(Excerpts from a dataset)
___

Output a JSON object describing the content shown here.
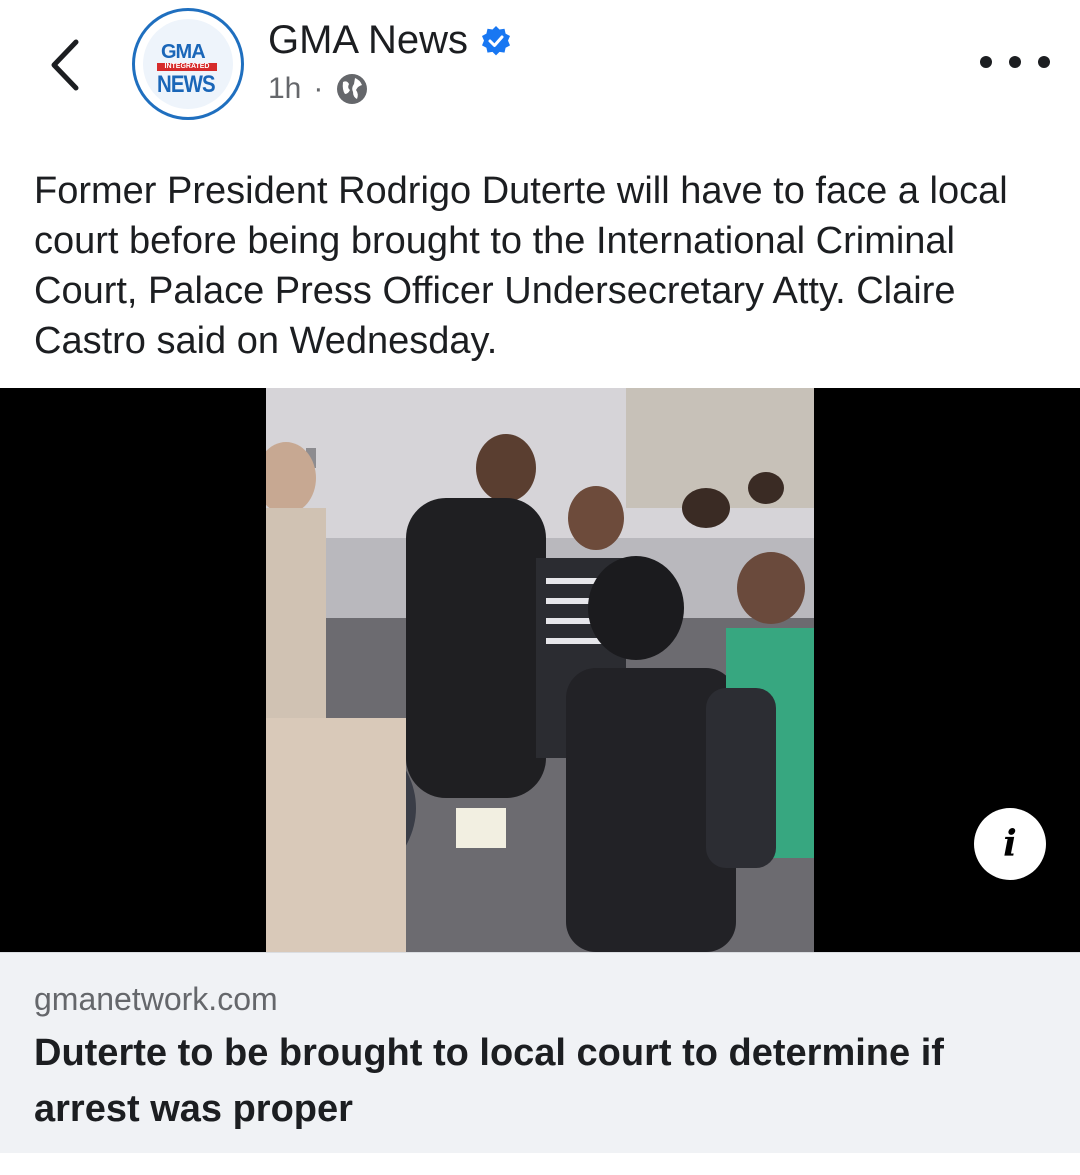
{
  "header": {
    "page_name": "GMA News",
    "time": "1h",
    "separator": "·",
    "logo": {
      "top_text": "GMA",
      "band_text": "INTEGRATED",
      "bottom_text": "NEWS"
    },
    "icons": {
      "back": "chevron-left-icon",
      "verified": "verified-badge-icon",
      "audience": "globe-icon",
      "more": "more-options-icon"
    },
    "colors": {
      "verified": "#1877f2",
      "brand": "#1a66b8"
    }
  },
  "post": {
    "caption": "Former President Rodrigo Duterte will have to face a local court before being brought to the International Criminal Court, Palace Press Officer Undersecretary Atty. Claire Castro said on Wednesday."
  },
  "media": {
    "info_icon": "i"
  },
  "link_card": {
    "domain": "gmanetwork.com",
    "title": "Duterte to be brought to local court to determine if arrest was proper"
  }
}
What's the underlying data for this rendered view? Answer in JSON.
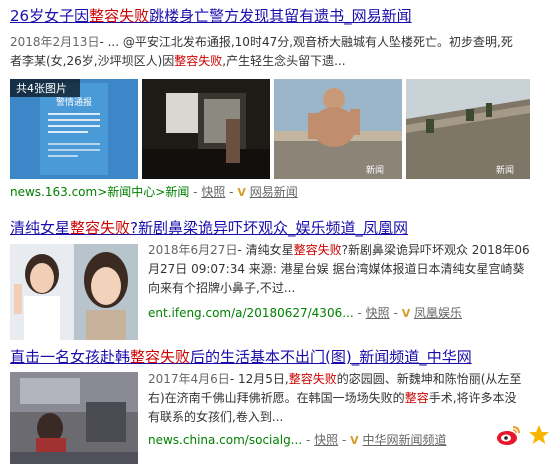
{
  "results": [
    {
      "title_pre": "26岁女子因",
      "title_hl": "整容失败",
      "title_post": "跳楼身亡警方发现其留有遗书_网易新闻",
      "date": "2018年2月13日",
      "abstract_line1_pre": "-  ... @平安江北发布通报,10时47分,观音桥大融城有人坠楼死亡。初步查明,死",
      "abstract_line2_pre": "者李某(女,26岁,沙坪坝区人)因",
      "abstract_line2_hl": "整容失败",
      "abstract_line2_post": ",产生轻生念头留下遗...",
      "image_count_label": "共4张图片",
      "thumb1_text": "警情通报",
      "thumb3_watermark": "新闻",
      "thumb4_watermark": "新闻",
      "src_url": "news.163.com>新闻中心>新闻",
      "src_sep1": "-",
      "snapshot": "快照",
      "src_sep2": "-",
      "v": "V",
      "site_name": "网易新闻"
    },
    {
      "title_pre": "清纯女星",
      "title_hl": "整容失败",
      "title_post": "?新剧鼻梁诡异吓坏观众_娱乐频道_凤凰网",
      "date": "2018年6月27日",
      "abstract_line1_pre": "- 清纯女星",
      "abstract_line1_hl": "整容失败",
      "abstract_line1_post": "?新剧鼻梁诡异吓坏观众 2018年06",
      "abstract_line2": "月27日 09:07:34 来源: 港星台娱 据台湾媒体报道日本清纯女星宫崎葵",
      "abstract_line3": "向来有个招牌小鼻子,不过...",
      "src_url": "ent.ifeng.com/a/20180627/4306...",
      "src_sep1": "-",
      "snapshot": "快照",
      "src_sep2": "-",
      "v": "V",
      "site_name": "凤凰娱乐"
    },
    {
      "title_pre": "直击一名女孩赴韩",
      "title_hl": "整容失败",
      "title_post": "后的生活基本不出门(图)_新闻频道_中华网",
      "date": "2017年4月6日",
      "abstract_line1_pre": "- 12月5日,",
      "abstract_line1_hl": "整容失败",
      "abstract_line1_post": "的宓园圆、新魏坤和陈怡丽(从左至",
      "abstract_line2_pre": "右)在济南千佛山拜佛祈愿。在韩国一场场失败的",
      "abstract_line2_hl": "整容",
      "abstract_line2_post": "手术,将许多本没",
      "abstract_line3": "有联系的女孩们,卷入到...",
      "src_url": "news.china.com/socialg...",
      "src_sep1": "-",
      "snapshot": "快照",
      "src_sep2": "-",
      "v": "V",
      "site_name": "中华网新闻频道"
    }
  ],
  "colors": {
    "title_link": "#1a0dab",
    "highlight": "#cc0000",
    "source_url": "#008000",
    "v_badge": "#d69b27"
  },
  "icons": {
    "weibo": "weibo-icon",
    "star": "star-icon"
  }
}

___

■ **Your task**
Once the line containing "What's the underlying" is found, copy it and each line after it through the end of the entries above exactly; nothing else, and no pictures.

■ **Final answer**
What's the underlying data for this rendered view? Answer in JSON.
{
  "results": [
    {
      "title_pre": "26岁女子因",
      "title_hl": "整容失败",
      "title_post": "跳楼身亡警方发现其留有遗书_网易新闻",
      "date": "2018年2月13日",
      "abstract_line1_pre": "-  ... @平安江北发布通报,10时47分,观音桥大融城有人坠楼死亡。初步查明,死",
      "abstract_line2_pre": "者李某(女,26岁,沙坪坝区人)因",
      "abstract_line2_hl": "整容失败",
      "abstract_line2_post": ",产生轻生念头留下遗...",
      "image_count_label": "共4张图片",
      "thumb1_text": "警情通报",
      "thumb3_watermark": "新闻",
      "thumb4_watermark": "新闻",
      "src_url": "news.163.com>新闻中心>新闻",
      "src_sep1": "-",
      "snapshot": "快照",
      "src_sep2": "-",
      "v": "V",
      "site_name": "网易新闻"
    },
    {
      "title_pre": "清纯女星",
      "title_hl": "整容失败",
      "title_post": "?新剧鼻梁诡异吓坏观众_娱乐频道_凤凰网",
      "date": "2018年6月27日",
      "abstract_line1_pre": "- 清纯女星",
      "abstract_line1_hl": "整容失败",
      "abstract_line1_post": "?新剧鼻梁诡异吓坏观众 2018年06",
      "abstract_line2": "月27日 09:07:34 来源: 港星台娱 据台湾媒体报道日本清纯女星宫崎葵",
      "abstract_line3": "向来有个招牌小鼻子,不过...",
      "src_url": "ent.ifeng.com/a/20180627/4306...",
      "src_sep1": "-",
      "snapshot": "快照",
      "src_sep2": "-",
      "v": "V",
      "site_name": "凤凰娱乐"
    },
    {
      "title_pre": "直击一名女孩赴韩",
      "title_hl": "整容失败",
      "title_post": "后的生活基本不出门(图)_新闻频道_中华网",
      "date": "2017年4月6日",
      "abstract_line1_pre": "- 12月5日,",
      "abstract_line1_hl": "整容失败",
      "abstract_line1_post": "的宓园圆、新魏坤和陈怡丽(从左至",
      "abstract_line2_pre": "右)在济南千佛山拜佛祈愿。在韩国一场场失败的",
      "abstract_line2_hl": "整容",
      "abstract_line2_post": "手术,将许多本没",
      "abstract_line3": "有联系的女孩们,卷入到...",
      "src_url": "news.china.com/socialg...",
      "src_sep1": "-",
      "snapshot": "快照",
      "src_sep2": "-",
      "v": "V",
      "site_name": "中华网新闻频道"
    }
  ],
  "colors": {
    "title_link": "#1a0dab",
    "highlight": "#cc0000",
    "source_url": "#008000",
    "v_badge": "#d69b27"
  },
  "icons": {
    "weibo": "weibo-icon",
    "star": "star-icon"
  }
}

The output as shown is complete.